This, the research group said, made Capitec’s loan books look healthier than they are in reality, while effectively ‘hiding’ the risks of default from its client base. It also accused Capitec of manipulating debt orders so that Capitec loans were paid off first, exacerbating strained financial positions of customers.
It declared Capitec “uninvestable”, and called for the bank to be put under curatorship and a formal investigation to be launched.
For its part, Capitec has consistently denied Viceroy’s claims, saying that the firm did not understand how its business operated. It provided detailed responses to the allegations, and invited Viceroy to meet with the bank’s management to get a better idea of what was going on.
The bank was also backed by ratings agencies, the South African Reserve Bank and the National Credit Regulator.
However, Viceroy maintains that the authorities got it wrong.
The short-seller now claims that its engagements with Capitec have proven fruitless, saying that Capitec has failed to answer any of its questions, and has instead chosen to be evasive and tangential with the data it did provide.
The group said it was a perfect example of why it did not want to engage with Capitec management in the first place – because they simply do not answer questions.
“Viceroy has been criticised for not engaging with management prior to publication of our reports. Capitec’s response is a prime example of why we choose not to.
“We maintain our recommendation that Capitec should be subject to an external, independent regulatory investigation, which we believe will result in Capitec being placed in curatorship to protect its consumers,” the group said.
Viceroy said it sent Capitec eight very specific questions, and received eight vague answers – all of which can be read in Viceroy’s latest document.
“As the bank has failed to answer our questions, we reassert our opinion that Capitec Bank is fundamentally uninvestable and await the findings of a formal investigation,” the group said.
“We look forward to presenting to parliament on Capitec, including debt counsellor data. Analysts would be wise to deep dive before dismissing our research.”
Capitec is currently in a closed period ahead of its annual results, and has not yet responded to Viceroy’s latest volley.
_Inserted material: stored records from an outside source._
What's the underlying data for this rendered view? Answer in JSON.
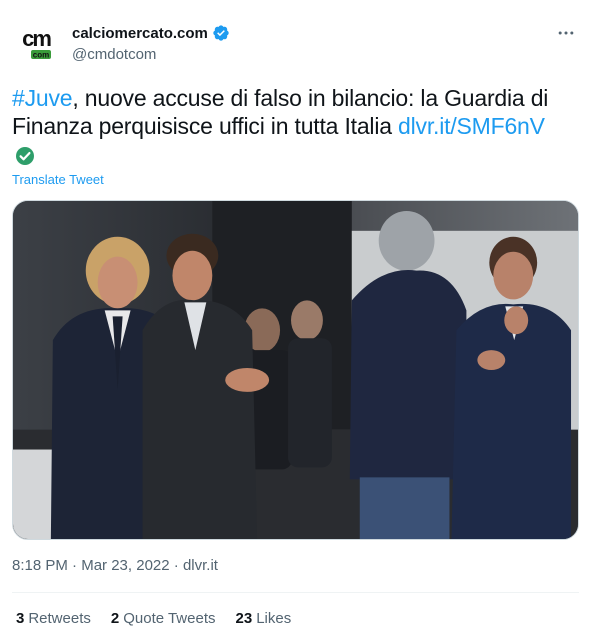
{
  "author": {
    "display_name": "calciomercato.com",
    "handle": "@cmdotcom",
    "verified_icon": "verified-badge-icon",
    "avatar_logo": "cm com",
    "accent": "#1d9bf0"
  },
  "tweet": {
    "hashtag": "#Juve",
    "text": ", nuove accuse di falso in bilancio: la Guardia di Finanza perquisisce uffici in tutta Italia ",
    "link": "dlvr.it/SMF6nV",
    "emoji_icon": "check-mark-button-icon",
    "translate_label": "Translate Tweet"
  },
  "meta": {
    "time": "8:18 PM",
    "separator": "·",
    "date": "Mar 23, 2022",
    "source": "dlvr.it"
  },
  "stats": [
    {
      "count": "3",
      "label": "Retweets"
    },
    {
      "count": "2",
      "label": "Quote Tweets"
    },
    {
      "count": "23",
      "label": "Likes"
    }
  ]
}
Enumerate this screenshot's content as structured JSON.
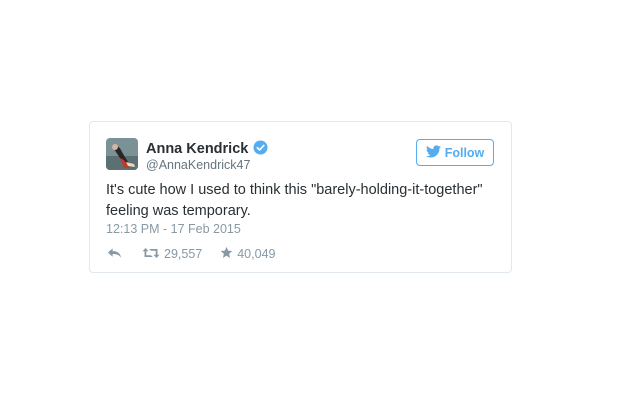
{
  "tweet": {
    "user": {
      "name": "Anna Kendrick",
      "handle": "@AnnaKendrick47",
      "verified": true,
      "avatar_icon": "profile-photo"
    },
    "follow_button": {
      "label": "Follow",
      "icon": "twitter-bird-icon"
    },
    "text": "It's cute how I used to think this \"barely-holding-it-together\" feeling was temporary.",
    "timestamp": "12:13 PM - 17 Feb 2015",
    "actions": {
      "reply_icon": "reply-icon",
      "retweet_icon": "retweet-icon",
      "retweet_count": "29,557",
      "favorite_icon": "star-icon",
      "favorite_count": "40,049"
    }
  },
  "colors": {
    "accent": "#55acee",
    "text": "#292f33",
    "muted": "#8899a6",
    "border": "#e1e8ed"
  }
}
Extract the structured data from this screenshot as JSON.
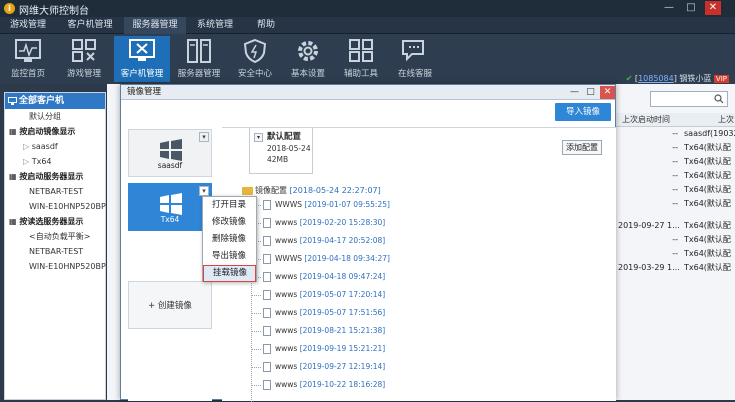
{
  "app": {
    "title": "网维大师控制台",
    "logo_glyph": "i"
  },
  "window_controls": {
    "minimize": "—",
    "maximize": "□",
    "close": "✕"
  },
  "menu": [
    "游戏管理",
    "客户机管理",
    "服务器管理",
    "系统管理",
    "帮助"
  ],
  "menu_active_index": 2,
  "toolbar": [
    {
      "label": "监控首页",
      "icon": "monitor-pulse-icon"
    },
    {
      "label": "游戏管理",
      "icon": "game-grid-icon"
    },
    {
      "label": "客户机管理",
      "icon": "client-monitor-icon",
      "active": true
    },
    {
      "label": "服务器管理",
      "icon": "server-icon"
    },
    {
      "label": "安全中心",
      "icon": "shield-icon"
    },
    {
      "label": "基本设置",
      "icon": "gear-icon"
    },
    {
      "label": "辅助工具",
      "icon": "tools-grid-icon"
    },
    {
      "label": "在线客服",
      "icon": "chat-icon"
    }
  ],
  "status": {
    "id": "1085084",
    "user": "钢铁小蓝",
    "badge": "VIP"
  },
  "sidebar": {
    "header": "全部客户机",
    "items": [
      {
        "label": "默认分组",
        "kind": "sub"
      },
      {
        "label": "按启动镜像显示",
        "kind": "group"
      },
      {
        "label": "saasdf",
        "kind": "leaf"
      },
      {
        "label": "Tx64",
        "kind": "leaf"
      },
      {
        "label": "按启动服务器显示",
        "kind": "group"
      },
      {
        "label": "NETBAR-TEST",
        "kind": "sub"
      },
      {
        "label": "WIN-E10HNP520BP",
        "kind": "sub"
      },
      {
        "label": "按读选服务器显示",
        "kind": "group"
      },
      {
        "label": "<自动负载平衡>",
        "kind": "sub"
      },
      {
        "label": "NETBAR-TEST",
        "kind": "sub"
      },
      {
        "label": "WIN-E10HNP520BP",
        "kind": "sub"
      }
    ]
  },
  "table": {
    "headers": [
      "上次启动时间",
      "上次"
    ],
    "rows": [
      {
        "time": "--",
        "image": "saasdf(19032"
      },
      {
        "time": "--",
        "image": "Tx64(默认配"
      },
      {
        "time": "--",
        "image": "Tx64(默认配"
      },
      {
        "time": "--",
        "image": "Tx64(默认配"
      },
      {
        "time": "--",
        "image": "Tx64(默认配"
      },
      {
        "time": "--",
        "image": "Tx64(默认配"
      },
      {
        "time": "2019-09-27 1...",
        "image": "Tx64(默认配"
      },
      {
        "time": "--",
        "image": "Tx64(默认配"
      },
      {
        "time": "--",
        "image": "Tx64(默认配"
      },
      {
        "time": "2019-03-29 1...",
        "image": "Tx64(默认配"
      }
    ]
  },
  "dialog": {
    "title": "镜像管理",
    "import_button": "导入镜像",
    "images": [
      {
        "name": "saasdf"
      },
      {
        "name": "Tx64",
        "selected": true
      }
    ],
    "create_label": "+ 创建镜像",
    "context_menu": [
      "打开目录",
      "修改镜像",
      "删除镜像",
      "导出镜像",
      "挂载镜像"
    ],
    "context_highlight_index": 4,
    "config_tab": {
      "title": "默认配置",
      "date": "2018-05-24",
      "size": "42MB"
    },
    "add_config_button": "添加配置",
    "tree_root": {
      "label": "镜像配置",
      "time": "[2018-05-24 22:27:07]"
    },
    "tree_rows": [
      {
        "name": "WWWS",
        "time": "[2019-01-07 09:55:25]"
      },
      {
        "name": "wwws",
        "time": "[2019-02-20 15:28:30]"
      },
      {
        "name": "wwws",
        "time": "[2019-04-17 20:52:08]"
      },
      {
        "name": "WWWS",
        "time": "[2019-04-18 09:34:27]"
      },
      {
        "name": "wwws",
        "time": "[2019-04-18 09:47:24]"
      },
      {
        "name": "wwws",
        "time": "[2019-05-07 17:20:14]"
      },
      {
        "name": "wwws",
        "time": "[2019-05-07 17:51:56]"
      },
      {
        "name": "wwws",
        "time": "[2019-08-21 15:21:38]"
      },
      {
        "name": "wwws",
        "time": "[2019-09-19 15:21:21]"
      },
      {
        "name": "wwws",
        "time": "[2019-09-27 12:19:14]"
      },
      {
        "name": "wwws",
        "time": "[2019-10-22 18:16:28]"
      }
    ]
  },
  "colors": {
    "accent": "#2f86d6",
    "titlebar": "#1f2c3a",
    "toolbar": "#2e3d4f"
  }
}
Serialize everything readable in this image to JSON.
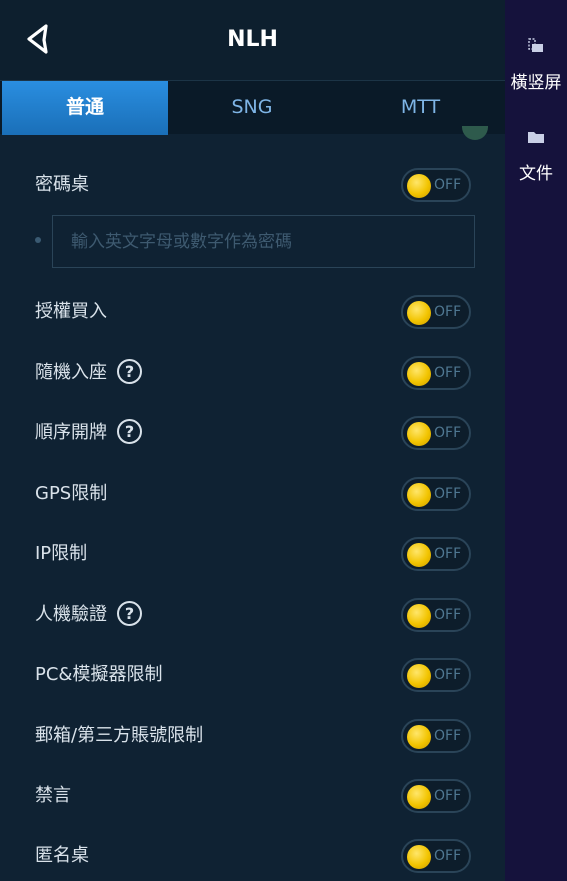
{
  "header": {
    "title": "NLH"
  },
  "tabs": [
    {
      "label": "普通",
      "active": true
    },
    {
      "label": "SNG",
      "active": false
    },
    {
      "label": "MTT",
      "active": false
    }
  ],
  "password_table": {
    "label": "密碼桌",
    "toggle": "OFF",
    "input_placeholder": "輸入英文字母或數字作為密碼",
    "input_value": ""
  },
  "settings": [
    {
      "label": "授權買入",
      "help": false,
      "toggle": "OFF"
    },
    {
      "label": "隨機入座",
      "help": true,
      "toggle": "OFF"
    },
    {
      "label": "順序開牌",
      "help": true,
      "toggle": "OFF"
    },
    {
      "label": "GPS限制",
      "help": false,
      "toggle": "OFF"
    },
    {
      "label": "IP限制",
      "help": false,
      "toggle": "OFF"
    },
    {
      "label": "人機驗證",
      "help": true,
      "toggle": "OFF"
    },
    {
      "label": "PC&模擬器限制",
      "help": false,
      "toggle": "OFF"
    },
    {
      "label": "郵箱/第三方賬號限制",
      "help": false,
      "toggle": "OFF"
    },
    {
      "label": "禁言",
      "help": false,
      "toggle": "OFF"
    },
    {
      "label": "匿名桌",
      "help": false,
      "toggle": "OFF"
    }
  ],
  "help_glyph": "?",
  "side_panel": {
    "items": [
      {
        "label": "橫竖屏",
        "icon": "rotate-screen-icon"
      },
      {
        "label": "文件",
        "icon": "folder-icon"
      }
    ]
  },
  "colors": {
    "accent_tab": "#1f7fd0",
    "toggle_knob": "#f2c400",
    "background": "#0f2233",
    "side_panel": "#15123c"
  }
}
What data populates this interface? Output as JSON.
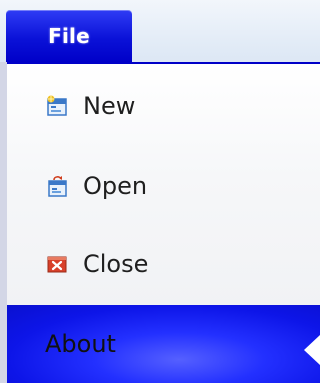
{
  "ribbon": {
    "file_tab_label": "File"
  },
  "menu": {
    "items": [
      {
        "label": "New",
        "icon": "new-document-icon"
      },
      {
        "label": "Open",
        "icon": "open-folder-icon"
      },
      {
        "label": "Close",
        "icon": "close-icon"
      }
    ],
    "about": {
      "label": "About",
      "selected": true
    }
  },
  "colors": {
    "tab_accent": "#0000c8",
    "selected_accent": "#1a22ff"
  }
}
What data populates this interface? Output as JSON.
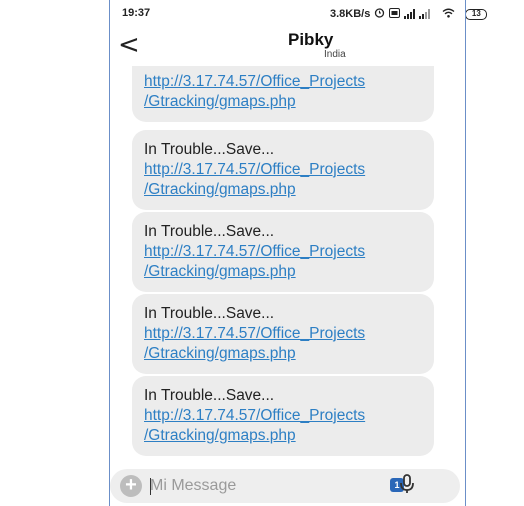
{
  "status_bar": {
    "time": "19:37",
    "network_speed": "3.8KB/s",
    "battery_level": "13",
    "icons": [
      "alarm-icon",
      "volte-icon",
      "signal-icon",
      "signal-icon-2",
      "wifi-icon",
      "battery-icon"
    ]
  },
  "header": {
    "back_label": "<",
    "contact_name": "Pibky",
    "contact_location": "India"
  },
  "messages": [
    {
      "text": "",
      "link_line1": "http://3.17.74.57/Office_Projects",
      "link_line2": "/Gtracking/gmaps.php"
    },
    {
      "text": "In Trouble...Save...",
      "link_line1": "http://3.17.74.57/Office_Projects",
      "link_line2": "/Gtracking/gmaps.php"
    },
    {
      "text": "In Trouble...Save...",
      "link_line1": "http://3.17.74.57/Office_Projects",
      "link_line2": "/Gtracking/gmaps.php"
    },
    {
      "text": "In Trouble...Save...",
      "link_line1": "http://3.17.74.57/Office_Projects",
      "link_line2": "/Gtracking/gmaps.php"
    },
    {
      "text": "In Trouble...Save...",
      "link_line1": "http://3.17.74.57/Office_Projects",
      "link_line2": "/Gtracking/gmaps.php"
    }
  ],
  "composer": {
    "placeholder": "Mi Message",
    "add_label": "+",
    "sim_label": "1"
  },
  "colors": {
    "link": "#2d7fc4",
    "bubble": "#ececec",
    "sim_badge": "#2a67b8"
  }
}
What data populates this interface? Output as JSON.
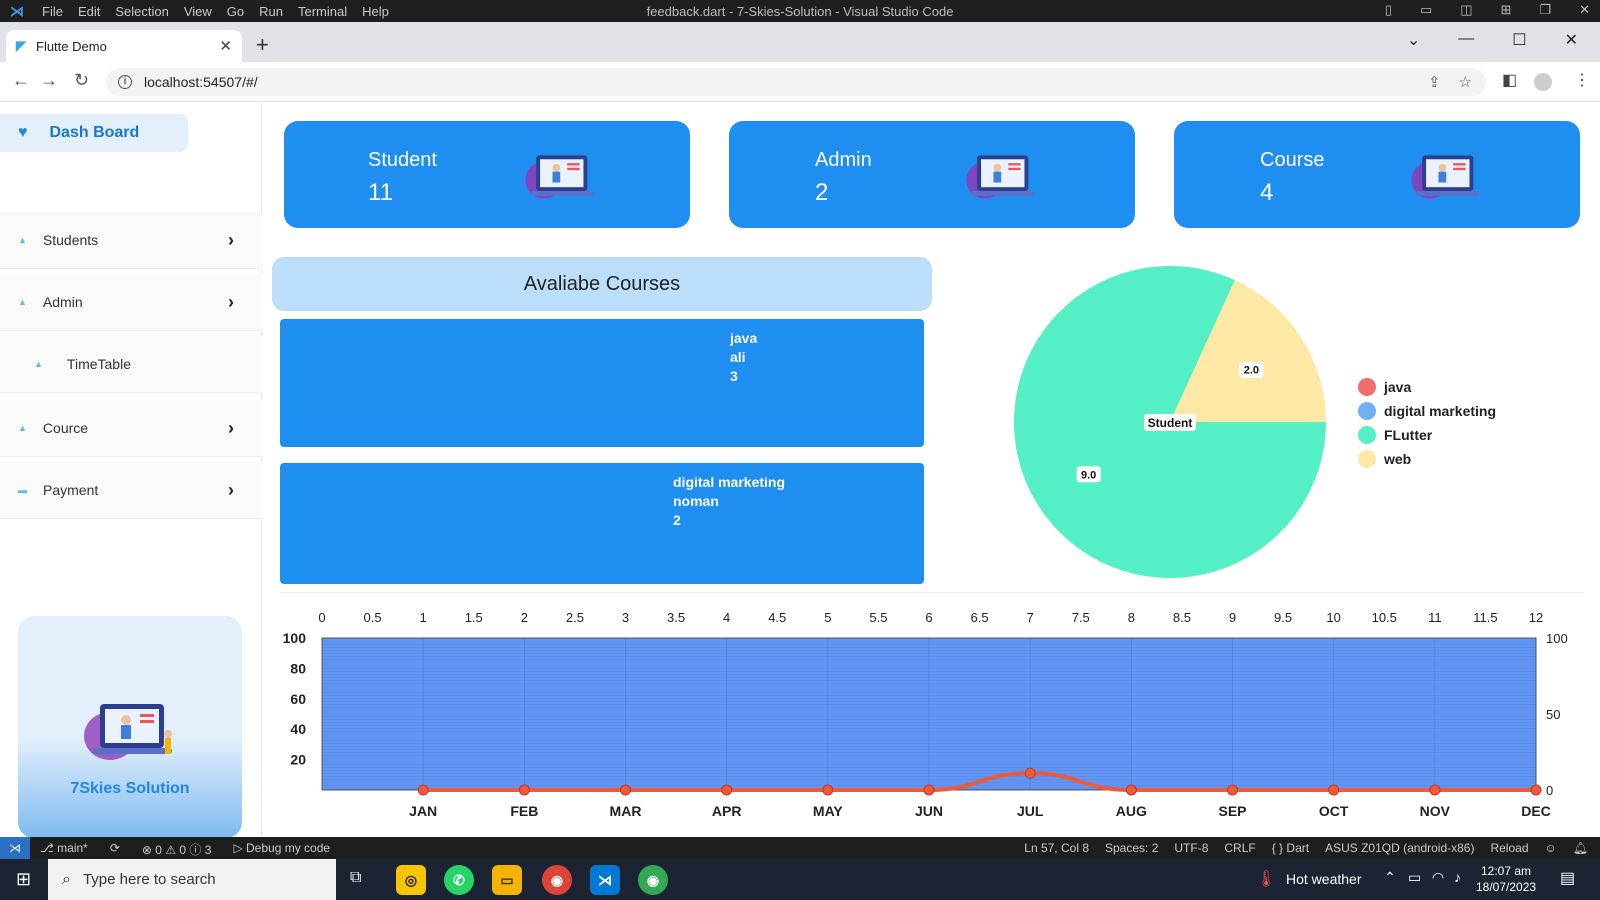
{
  "vscode": {
    "menu": [
      "File",
      "Edit",
      "Selection",
      "View",
      "Go",
      "Run",
      "Terminal",
      "Help"
    ],
    "title": "feedback.dart - 7-Skies-Solution - Visual Studio Code"
  },
  "browser": {
    "tab_title": "Flutte Demo",
    "url": "localhost:54507/#/"
  },
  "sidebar": {
    "dashboard_label": "Dash Board",
    "items": [
      {
        "label": "Students",
        "has_chevron": true
      },
      {
        "label": "Admin",
        "has_chevron": true
      },
      {
        "label": "TimeTable",
        "has_chevron": false
      },
      {
        "label": "Cource",
        "has_chevron": true
      },
      {
        "label": "Payment",
        "has_chevron": true
      }
    ],
    "brand": "7Skies Solution"
  },
  "stats": [
    {
      "label": "Student",
      "value": "11"
    },
    {
      "label": "Admin",
      "value": "2"
    },
    {
      "label": "Course",
      "value": "4"
    }
  ],
  "courses": {
    "heading": "Avaliabe Courses",
    "items": [
      {
        "name": "java",
        "teacher": "ali",
        "count": "3"
      },
      {
        "name": "digital marketing",
        "teacher": "noman",
        "count": "2"
      }
    ]
  },
  "chart_data": [
    {
      "type": "pie",
      "title": "",
      "center_label": "Student",
      "slices": [
        {
          "name": "java",
          "value": 0,
          "color": "#f26d6d"
        },
        {
          "name": "digital marketing",
          "value": 0,
          "color": "#6fb1f5"
        },
        {
          "name": "FLutter",
          "value": 9.0,
          "color": "#54efc4"
        },
        {
          "name": "web",
          "value": 2.0,
          "color": "#fde8a6"
        }
      ],
      "data_labels": [
        "9.0",
        "2.0"
      ],
      "legend_position": "right"
    },
    {
      "type": "line",
      "top_axis_ticks": [
        "0",
        "0.5",
        "1",
        "1.5",
        "2",
        "2.5",
        "3",
        "3.5",
        "4",
        "4.5",
        "5",
        "5.5",
        "6",
        "6.5",
        "7",
        "7.5",
        "8",
        "8.5",
        "9",
        "9.5",
        "10",
        "10.5",
        "11",
        "11.5",
        "12"
      ],
      "left_axis_ticks": [
        "100",
        "80",
        "60",
        "40",
        "20"
      ],
      "right_axis_ticks": [
        "100",
        "50",
        "0"
      ],
      "categories": [
        "JAN",
        "FEB",
        "MAR",
        "APR",
        "MAY",
        "JUN",
        "JUL",
        "AUG",
        "SEP",
        "OCT",
        "NOV",
        "DEC"
      ],
      "x": [
        1,
        2,
        3,
        4,
        5,
        6,
        7,
        8,
        9,
        10,
        11,
        12
      ],
      "values": [
        0,
        0,
        0,
        0,
        0,
        0,
        11,
        0,
        0,
        0,
        0,
        0
      ],
      "ylim": [
        0,
        100
      ],
      "xlim": [
        0,
        12
      ],
      "area_color": "#5a8ff0",
      "line_color": "#ee5a3a",
      "grid": true
    }
  ],
  "statusbar": {
    "branch": "main*",
    "problems": "⊗ 0 ⚠ 0 ⓘ 3",
    "debug": "Debug my code",
    "position": "Ln 57, Col 8",
    "spaces": "Spaces: 2",
    "encoding": "UTF-8",
    "eol": "CRLF",
    "language": "{ } Dart",
    "device": "ASUS Z01QD (android-x86)",
    "reload": "Reload"
  },
  "taskbar": {
    "search_placeholder": "Type here to search",
    "weather": "Hot weather",
    "time": "12:07 am",
    "date": "18/07/2023"
  }
}
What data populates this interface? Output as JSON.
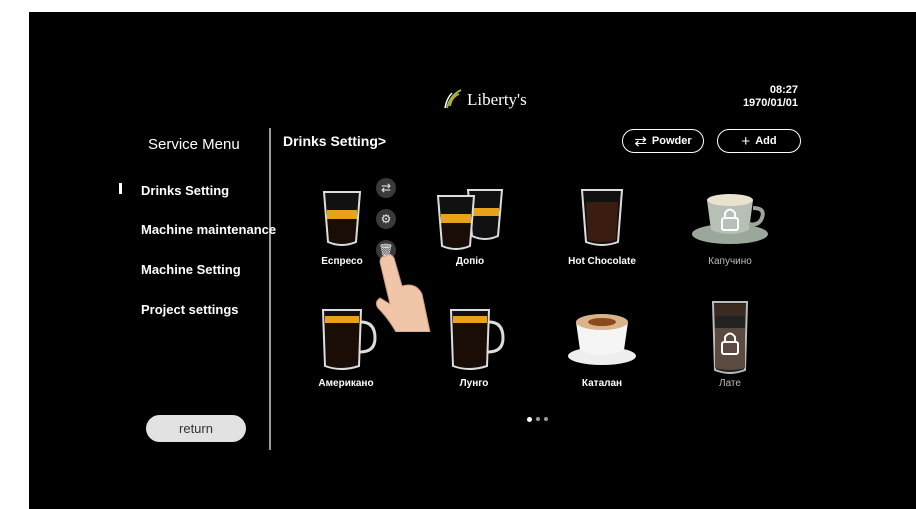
{
  "header": {
    "brand": "Liberty's",
    "time": "08:27",
    "date": "1970/01/01"
  },
  "sidebar": {
    "title": "Service Menu",
    "items": [
      {
        "label": "Drinks Setting",
        "active": true
      },
      {
        "label": "Machine maintenance"
      },
      {
        "label": "Machine Setting"
      },
      {
        "label": "Project settings"
      }
    ],
    "return_label": "return"
  },
  "main": {
    "breadcrumb": "Drinks Setting>",
    "powder_label": "Powder",
    "add_label": "Add",
    "drinks": [
      {
        "label": "Еспресо",
        "icon": "espresso-glass-icon"
      },
      {
        "label": "Допіо",
        "icon": "doppio-glasses-icon"
      },
      {
        "label": "Hot Chocolate",
        "icon": "hot-chocolate-glass-icon"
      },
      {
        "label": "Капучино",
        "icon": "cappuccino-cup-locked-icon",
        "locked": true
      },
      {
        "label": "Американо",
        "icon": "americano-mug-icon"
      },
      {
        "label": "Лунго",
        "icon": "lungo-mug-icon"
      },
      {
        "label": "Каталан",
        "icon": "catalan-cup-icon"
      },
      {
        "label": "Лате",
        "icon": "latte-glass-locked-icon",
        "locked": true
      }
    ],
    "page_dots": {
      "count": 3,
      "active": 0
    }
  },
  "colors": {
    "background": "#000000",
    "crema": "#e8a21a",
    "accent": "#ffffff"
  }
}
The group previously warned shareholders that Viceroy’s attack on its business would continue for some time.
On Wednesday, the group’s share price traded 1.4% down, to R854.92 – still off from the highs seen before the first Viceroy report.
Despite the controversy, the bank said that it expects earnings per share for the year ending February 2018 to be between R38.02 and R39.01 per share, an increase of between 16% and 19% compared to the R32.78 per share in 2017.